Gov. Mark Dayton has proposed a $42 billion, two-year budget heavily focused on Minnesota’s youngest residents. Unveiled Tuesday, Dayton’s budget framework would spend most of the state’s projected $1 billion surplus on program areas like early childhood education and child health, and would provide nearly $100 million in child care assistance tax credits to Minnesota families. The plan would increase state spending by roughly $2.5 billion more in 2016-2017 over the current biennium and leave $35 million of the projected surplus unspent. “I’m placing my priority on the future of Minnesota,” Dayton said during a morning news conference. The proposed spending, he said, is aimed squarely at closing the state’s achievement gap between white and minority students by doing more, earlier, to place less of a burden on the state’s schools to solve the disparities. Continue Reading
t’s hardly news that less than half of the kids in Minneapolis and St. Paul public schools are proficient in reading and math. Education “experts” have weighed in on this topic, but we haven’t often heard the perspective of classroom teachers. What follows are eight ideas for improving urban education; they’re based on what I learned from 34 years of teaching in public and private schools:1. Provide one year of free preschool for all children from low-income families. Critics of urban public schools rarely acknowledge that many kids come to kindergarten already a year or more behind. Continue Reading

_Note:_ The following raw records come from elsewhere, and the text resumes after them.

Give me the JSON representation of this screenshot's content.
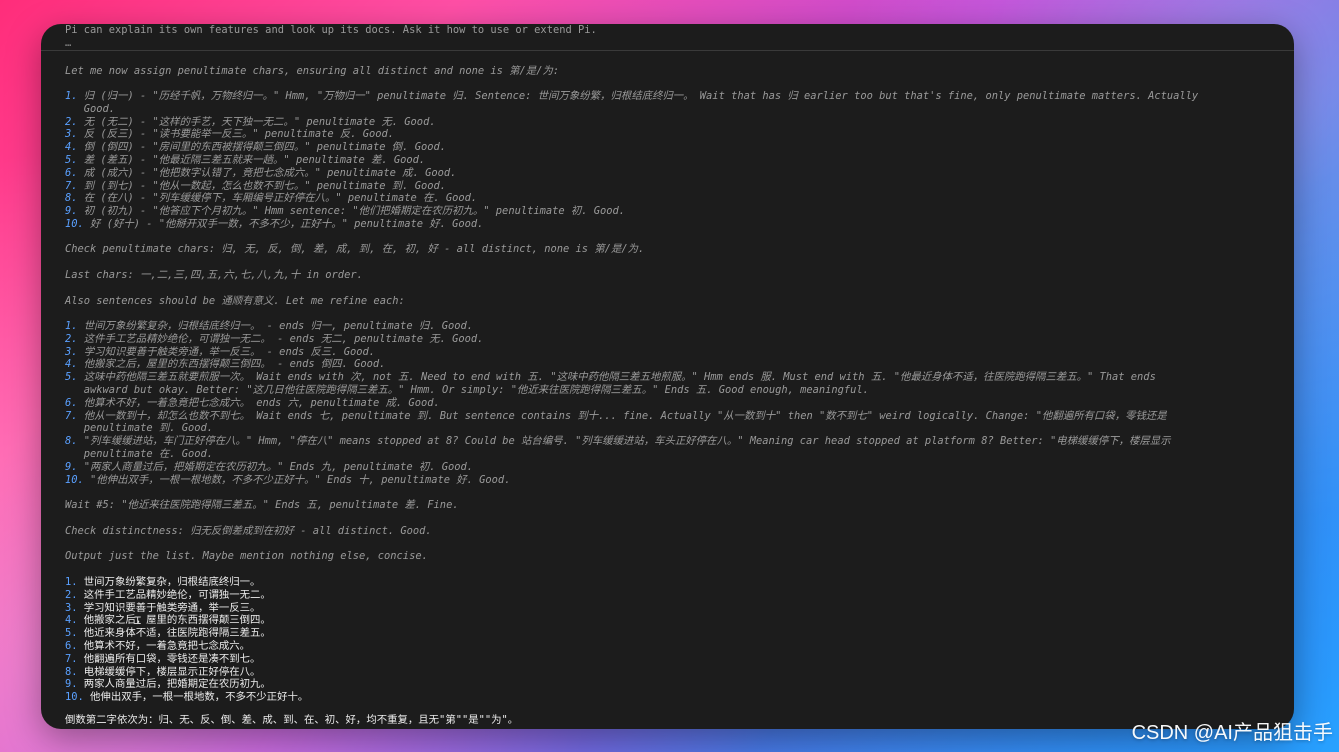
{
  "ui": {
    "watermark": "CSDN @AI产品狙击手"
  },
  "terminal": {
    "intro": "Pi can explain its own features and look up its docs. Ask it how to use or extend Pi.",
    "cursor": "…",
    "assign_heading": "Let me now assign penultimate chars, ensuring all distinct and none is 第/是/为:",
    "assign_items": [
      {
        "num": "1.",
        "text": "归 (归一) - \"历经千帆，万物终归一。\" Hmm, \"万物归一\" penultimate 归. Sentence: 世间万象纷繁，归根结底终归一。 Wait that has 归 earlier too but that's fine, only penultimate matters. Actually"
      },
      {
        "num": "",
        "text": "Good."
      },
      {
        "num": "2.",
        "text": "无 (无二) - \"这样的手艺，天下独一无二。\" penultimate 无. Good."
      },
      {
        "num": "3.",
        "text": "反 (反三) - \"读书要能举一反三。\" penultimate 反. Good."
      },
      {
        "num": "4.",
        "text": "倒 (倒四) - \"房间里的东西被摆得颠三倒四。\" penultimate 倒. Good."
      },
      {
        "num": "5.",
        "text": "差 (差五) - \"他最近隔三差五就来一趟。\" penultimate 差. Good."
      },
      {
        "num": "6.",
        "text": "成 (成六) - \"他把数字认错了，竟把七念成六。\" penultimate 成. Good."
      },
      {
        "num": "7.",
        "text": "到 (到七) - \"他从一数起，怎么也数不到七。\" penultimate 到. Good."
      },
      {
        "num": "8.",
        "text": "在 (在八) - \"列车缓缓停下，车厢编号正好停在八。\" penultimate 在. Good."
      },
      {
        "num": "9.",
        "text": "初 (初九) - \"他答应下个月初九。\" Hmm sentence: \"他们把婚期定在农历初九。\" penultimate 初. Good."
      },
      {
        "num": "10.",
        "text": "好 (好十) - \"他掰开双手一数，不多不少，正好十。\" penultimate 好. Good."
      }
    ],
    "check_penultimate": "Check penultimate chars: 归, 无, 反, 倒, 差, 成, 到, 在, 初, 好 - all distinct, none is 第/是/为.",
    "last_chars": "Last chars: 一,二,三,四,五,六,七,八,九,十 in order.",
    "refine_heading": "Also sentences should be 通顺有意义. Let me refine each:",
    "refine_items": [
      {
        "num": "1.",
        "text": "世间万象纷繁复杂，归根结底终归一。 - ends 归一, penultimate 归. Good."
      },
      {
        "num": "2.",
        "text": "这件手工艺品精妙绝伦，可谓独一无二。 - ends 无二, penultimate 无. Good."
      },
      {
        "num": "3.",
        "text": "学习知识要善于触类旁通，举一反三。 - ends 反三. Good."
      },
      {
        "num": "4.",
        "text": "他搬家之后，屋里的东西摆得颠三倒四。 - ends 倒四. Good."
      },
      {
        "num": "5.",
        "text": "这味中药他隔三差五就要煎服一次。 Wait ends with 次, not 五. Need to end with 五. \"这味中药他隔三差五地煎服。\" Hmm ends 服. Must end with 五. \"他最近身体不适，往医院跑得隔三差五。\" That ends"
      },
      {
        "num": "",
        "text": "awkward but okay. Better: \"这几日他往医院跑得隔三差五。\" Hmm. Or simply: \"他近来往医院跑得隔三差五。\" Ends 五. Good enough, meaningful."
      },
      {
        "num": "6.",
        "text": "他算术不好，一着急竟把七念成六。 ends 六, penultimate 成. Good."
      },
      {
        "num": "7.",
        "text": "他从一数到十，却怎么也数不到七。 Wait ends 七, penultimate 到. But sentence contains 到十... fine. Actually \"从一数到十\" then \"数不到七\" weird logically. Change: \"他翻遍所有口袋，零钱还是"
      },
      {
        "num": "",
        "text": "penultimate 到. Good."
      },
      {
        "num": "8.",
        "text": "\"列车缓缓进站，车门正好停在八。\" Hmm, \"停在八\" means stopped at 8? Could be 站台编号. \"列车缓缓进站，车头正好停在八。\" Meaning car head stopped at platform 8? Better: \"电梯缓缓停下，楼层显示"
      },
      {
        "num": "",
        "text": "penultimate 在. Good."
      },
      {
        "num": "9.",
        "text": "\"两家人商量过后，把婚期定在农历初九。\" Ends 九, penultimate 初. Good."
      },
      {
        "num": "10.",
        "text": "\"他伸出双手，一根一根地数，不多不少正好十。\" Ends 十, penultimate 好. Good."
      }
    ],
    "wait_5": "Wait #5: \"他近来往医院跑得隔三差五。\" Ends 五, penultimate 差. Fine.",
    "check_distinct": "Check distinctness: 归无反倒差成到在初好 - all distinct. Good.",
    "output_note": "Output just the list. Maybe mention nothing else, concise.",
    "final_items": [
      {
        "num": "1.",
        "text": "世间万象纷繁复杂，归根结底终归一。"
      },
      {
        "num": "2.",
        "text": "这件手工艺品精妙绝伦，可谓独一无二。"
      },
      {
        "num": "3.",
        "text": "学习知识要善于触类旁通，举一反三。"
      },
      {
        "num": "4.",
        "text": "他搬家之后，屋里的东西摆得颠三倒四。"
      },
      {
        "num": "5.",
        "text": "他近来身体不适，往医院跑得隔三差五。"
      },
      {
        "num": "6.",
        "text": "他算术不好，一着急竟把七念成六。"
      },
      {
        "num": "7.",
        "text": "他翻遍所有口袋，零钱还是凑不到七。"
      },
      {
        "num": "8.",
        "text": "电梯缓缓停下，楼层显示正好停在八。"
      },
      {
        "num": "9.",
        "text": "两家人商量过后，把婚期定在农历初九。"
      },
      {
        "num": "10.",
        "text": "他伸出双手，一根一根地数，不多不少正好十。"
      }
    ],
    "summary": "倒数第二字依次为：归、无、反、倒、差、成、到、在、初、好，均不重复，且无\"第\"\"是\"\"为\"。"
  }
}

On Saturday, April 4, 2015, the Sabathani Community Center, in collaboration with the Bakken Museum, the Science Museum, the University of Minnesota, and S.E.L.F. International, Inc., hosted the fourth annual Nano Days. By definition, a nano is one one-billionth of something.For example, a nano meter is one-billionth of a meter and is so small that it can’t be seen on a macro scale. It requires a nanoscale to be seen. Scientists must use special tools when working with atoms and molecules at the nanoscale. Nano research is leading to new technologies that are dramatically changing and improving modern medicine, computers, cell phones, energy production and manufacturing.Photo by James L. Stroud, Jr.Bonnie Everts (far right) with Nano Days participantsIn fact, one demonstration during the Nano Days event showcased a waterproof, stain-resistant material used to make khaki pants and rain coats. Continue Reading